## ABOUT THIS EXERCISE
Please give back the listing below word for word, without the images.

## WORKING DATA
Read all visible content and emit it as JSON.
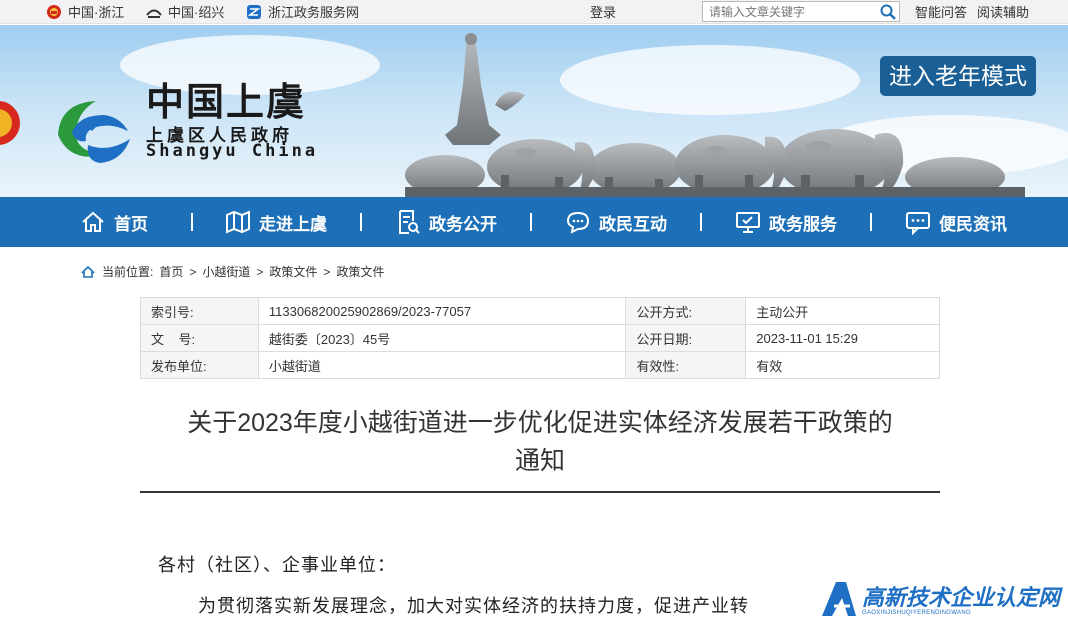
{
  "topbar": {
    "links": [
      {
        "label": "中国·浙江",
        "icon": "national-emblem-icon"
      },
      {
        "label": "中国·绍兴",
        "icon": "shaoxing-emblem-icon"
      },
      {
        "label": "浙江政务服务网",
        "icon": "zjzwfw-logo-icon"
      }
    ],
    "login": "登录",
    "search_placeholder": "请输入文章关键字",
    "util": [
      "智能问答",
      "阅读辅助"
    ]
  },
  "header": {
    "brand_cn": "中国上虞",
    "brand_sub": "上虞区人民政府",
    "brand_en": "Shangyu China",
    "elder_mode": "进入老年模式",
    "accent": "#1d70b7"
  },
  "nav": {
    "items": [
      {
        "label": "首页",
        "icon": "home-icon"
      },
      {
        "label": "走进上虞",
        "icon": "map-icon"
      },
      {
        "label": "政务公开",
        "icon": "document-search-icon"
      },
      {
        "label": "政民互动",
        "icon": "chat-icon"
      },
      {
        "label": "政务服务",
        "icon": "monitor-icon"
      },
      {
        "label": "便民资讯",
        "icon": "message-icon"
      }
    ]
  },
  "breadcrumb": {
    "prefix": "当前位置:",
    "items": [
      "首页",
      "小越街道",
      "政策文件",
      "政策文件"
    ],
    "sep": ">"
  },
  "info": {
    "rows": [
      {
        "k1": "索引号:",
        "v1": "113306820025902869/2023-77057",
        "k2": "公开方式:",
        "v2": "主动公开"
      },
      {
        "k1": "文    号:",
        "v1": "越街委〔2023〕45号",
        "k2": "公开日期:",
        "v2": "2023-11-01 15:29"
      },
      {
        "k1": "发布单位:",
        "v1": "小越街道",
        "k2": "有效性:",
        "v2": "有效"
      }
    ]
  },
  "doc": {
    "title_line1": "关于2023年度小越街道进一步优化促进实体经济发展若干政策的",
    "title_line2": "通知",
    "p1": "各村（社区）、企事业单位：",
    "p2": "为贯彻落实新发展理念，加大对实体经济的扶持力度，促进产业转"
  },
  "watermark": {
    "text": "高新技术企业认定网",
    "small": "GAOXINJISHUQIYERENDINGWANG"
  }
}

## ANSWER AREA
Read all visible content and emit it as JSON.
{
  "topbar": {
    "links": [
      {
        "label": "中国·浙江",
        "icon": "national-emblem-icon"
      },
      {
        "label": "中国·绍兴",
        "icon": "shaoxing-emblem-icon"
      },
      {
        "label": "浙江政务服务网",
        "icon": "zjzwfw-logo-icon"
      }
    ],
    "login": "登录",
    "search_placeholder": "请输入文章关键字",
    "util": [
      "智能问答",
      "阅读辅助"
    ]
  },
  "header": {
    "brand_cn": "中国上虞",
    "brand_sub": "上虞区人民政府",
    "brand_en": "Shangyu China",
    "elder_mode": "进入老年模式",
    "accent": "#1d70b7"
  },
  "nav": {
    "items": [
      {
        "label": "首页",
        "icon": "home-icon"
      },
      {
        "label": "走进上虞",
        "icon": "map-icon"
      },
      {
        "label": "政务公开",
        "icon": "document-search-icon"
      },
      {
        "label": "政民互动",
        "icon": "chat-icon"
      },
      {
        "label": "政务服务",
        "icon": "monitor-icon"
      },
      {
        "label": "便民资讯",
        "icon": "message-icon"
      }
    ]
  },
  "breadcrumb": {
    "prefix": "当前位置:",
    "items": [
      "首页",
      "小越街道",
      "政策文件",
      "政策文件"
    ],
    "sep": ">"
  },
  "info": {
    "rows": [
      {
        "k1": "索引号:",
        "v1": "113306820025902869/2023-77057",
        "k2": "公开方式:",
        "v2": "主动公开"
      },
      {
        "k1": "文    号:",
        "v1": "越街委〔2023〕45号",
        "k2": "公开日期:",
        "v2": "2023-11-01 15:29"
      },
      {
        "k1": "发布单位:",
        "v1": "小越街道",
        "k2": "有效性:",
        "v2": "有效"
      }
    ]
  },
  "doc": {
    "title_line1": "关于2023年度小越街道进一步优化促进实体经济发展若干政策的",
    "title_line2": "通知",
    "p1": "各村（社区）、企事业单位：",
    "p2": "为贯彻落实新发展理念，加大对实体经济的扶持力度，促进产业转"
  },
  "watermark": {
    "text": "高新技术企业认定网",
    "small": "GAOXINJISHUQIYERENDINGWANG"
  }
}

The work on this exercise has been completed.